Starved savers struggling to find a decent return may be better off using their cash to reduce their mortgage bills instead.
Savings rates have hit a record low after halving during lockdown, with all the big banks now paying out just 0.01 per cent on easy-access accounts.
Anyone seeking a home for a sizeable sum should therefore consider opting for a so-called offset deal instead.
Safe as houses: An offset deal is where you stash your savings with the same bank or building society you have your mortgage with and use the money to reduce how much interest you pay
This is where you stash your savings with the same bank or building society you have your mortgage with and use the money to reduce how much interest you pay.
For example, if you have £20,000 in a savings account linked to an offset mortgage of £150,000, you would only pay interest on £130,000.
With a typical mortgage rate of 2.25 per cent on an offset loan, this will save you £450 a year in interest.
By comparison, if you left the same £20,000 in the average easy-access account paying 0.22 per cent, you would earn just £44 in interest.
Even with National Savings & Investments’ top-paying account at 1.15 per cent, you would still only earn £230 a year.
Crucially, you can still dip into your savings as and when you need to — although the amount of interest you pay on your loan will rise if you do.
Whether these mortgages work out cheaper for you depends on both the interest rate and size of your savings and loan.
There is much less choice with offset mortgages, and they are also more expensive than an ordinary loan.
We cut mortgage bill by £319 a year

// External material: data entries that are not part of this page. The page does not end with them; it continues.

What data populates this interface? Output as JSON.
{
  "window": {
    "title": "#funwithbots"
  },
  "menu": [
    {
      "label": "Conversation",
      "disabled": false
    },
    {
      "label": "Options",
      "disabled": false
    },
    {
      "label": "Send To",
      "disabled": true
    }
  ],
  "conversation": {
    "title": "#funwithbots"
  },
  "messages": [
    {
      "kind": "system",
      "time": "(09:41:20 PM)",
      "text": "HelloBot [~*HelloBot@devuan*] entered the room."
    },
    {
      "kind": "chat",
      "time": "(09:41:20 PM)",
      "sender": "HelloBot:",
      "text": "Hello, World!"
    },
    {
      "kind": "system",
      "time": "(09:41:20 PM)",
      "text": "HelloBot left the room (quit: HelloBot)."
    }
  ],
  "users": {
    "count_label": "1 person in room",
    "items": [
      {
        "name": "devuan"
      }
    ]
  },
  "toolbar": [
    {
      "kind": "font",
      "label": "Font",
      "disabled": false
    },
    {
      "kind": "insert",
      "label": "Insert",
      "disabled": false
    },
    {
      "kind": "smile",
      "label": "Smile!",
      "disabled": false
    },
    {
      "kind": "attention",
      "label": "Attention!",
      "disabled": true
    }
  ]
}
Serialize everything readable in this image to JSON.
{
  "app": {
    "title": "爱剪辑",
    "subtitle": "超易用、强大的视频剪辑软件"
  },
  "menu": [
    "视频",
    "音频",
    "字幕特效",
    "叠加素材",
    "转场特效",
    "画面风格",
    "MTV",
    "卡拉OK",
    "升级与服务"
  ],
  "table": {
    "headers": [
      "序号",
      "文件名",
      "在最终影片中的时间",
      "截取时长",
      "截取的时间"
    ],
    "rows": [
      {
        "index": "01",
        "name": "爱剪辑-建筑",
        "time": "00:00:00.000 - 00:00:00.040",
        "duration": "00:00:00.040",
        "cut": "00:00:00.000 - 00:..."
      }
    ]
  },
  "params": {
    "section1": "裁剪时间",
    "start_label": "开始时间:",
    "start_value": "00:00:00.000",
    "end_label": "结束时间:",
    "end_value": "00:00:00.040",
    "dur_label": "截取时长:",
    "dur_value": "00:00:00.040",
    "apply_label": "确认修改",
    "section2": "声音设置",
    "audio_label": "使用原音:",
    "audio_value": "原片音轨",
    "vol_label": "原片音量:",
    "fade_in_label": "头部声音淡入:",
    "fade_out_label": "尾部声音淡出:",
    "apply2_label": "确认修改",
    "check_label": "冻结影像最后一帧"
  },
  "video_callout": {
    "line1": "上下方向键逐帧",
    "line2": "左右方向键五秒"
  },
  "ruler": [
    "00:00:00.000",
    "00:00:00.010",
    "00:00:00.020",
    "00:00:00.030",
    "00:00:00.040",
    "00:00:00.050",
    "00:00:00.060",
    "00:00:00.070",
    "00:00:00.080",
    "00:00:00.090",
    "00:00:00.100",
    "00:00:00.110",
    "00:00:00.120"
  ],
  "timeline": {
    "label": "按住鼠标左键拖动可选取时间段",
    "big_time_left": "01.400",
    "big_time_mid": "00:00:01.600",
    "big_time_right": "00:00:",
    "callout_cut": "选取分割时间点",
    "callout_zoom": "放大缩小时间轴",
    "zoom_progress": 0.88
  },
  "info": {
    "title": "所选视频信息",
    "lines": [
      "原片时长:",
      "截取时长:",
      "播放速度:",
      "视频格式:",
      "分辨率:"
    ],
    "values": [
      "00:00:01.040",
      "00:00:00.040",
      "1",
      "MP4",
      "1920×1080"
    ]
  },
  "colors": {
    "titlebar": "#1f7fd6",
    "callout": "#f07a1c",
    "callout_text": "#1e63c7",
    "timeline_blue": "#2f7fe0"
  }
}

Michelle and Leigh Speight have a £135,000 mortgage on a four-bedroom house
Michelle, 48, and Leigh Speight, 43, from Wakefield in Yorkshire, have used their lockdown savings to cut their mortgage.
The couple have a £135,000 mortgage on a four-bedroom house bought ten years ago.
Reflecting on lockdown, Michelle, who works as a branch manager for Yorkshire Building Society, says: ‘We have learned to enjoy doing different things and put much more money aside for our future.’
The couple have been able to boost their savings by £10,000.
With a mortgage rate at a fixed 3.19 per cent, they have now tied the £10,000 sum to their mortgage account and reduced their loan by the same amount. They are now saving £319 in interest a year.
However, the price difference has narrowed recently to around 0.25 per cent, making offset mortgages more attractive for some.
Eleanor Williams, finance expert at Moneyfacts, says: ‘With the fall in the price difference and the fact that easy-access accounts offer rock-bottom rates, this type of mortgage is set to become more popular.’
As a general rule, if your mortgage rate is higher than the rate you earn on your savings, you could benefit from an offset deal — particularly if you pay tax on your savings interest.
Moneysavingexpert’s calculator can help you work out potential savings. Go to moneysaving expert.com/mortgages/offset- mortgage-calculator/.
For example, if you have £20,000 in savings and a typical £150,000 mortgage taken over 25 years, you would be better off.
At the average 2.25 per cent rate you would pay £2,870 in interest in the first year on your loan of £130,000 (£150,000 less your £20,000 savings).
If you had a normal mortgage at a rate of 2 per cent, you would pay £2,960 in interest on the full £150,000 loan. And, if your £20,000 in savings were in the average savings account, you would earn £44, reducing this to £2,916.
Over ten years you would save nearly £1,500 with an offset, and £7,000 over the full 25-year term.
However, if you only have £5,000 in savings, you would be better off opting for an ordinary mortgage and savings account.
With an offset deal you would pay £45,523 in interest over 25 years compared to £40,486.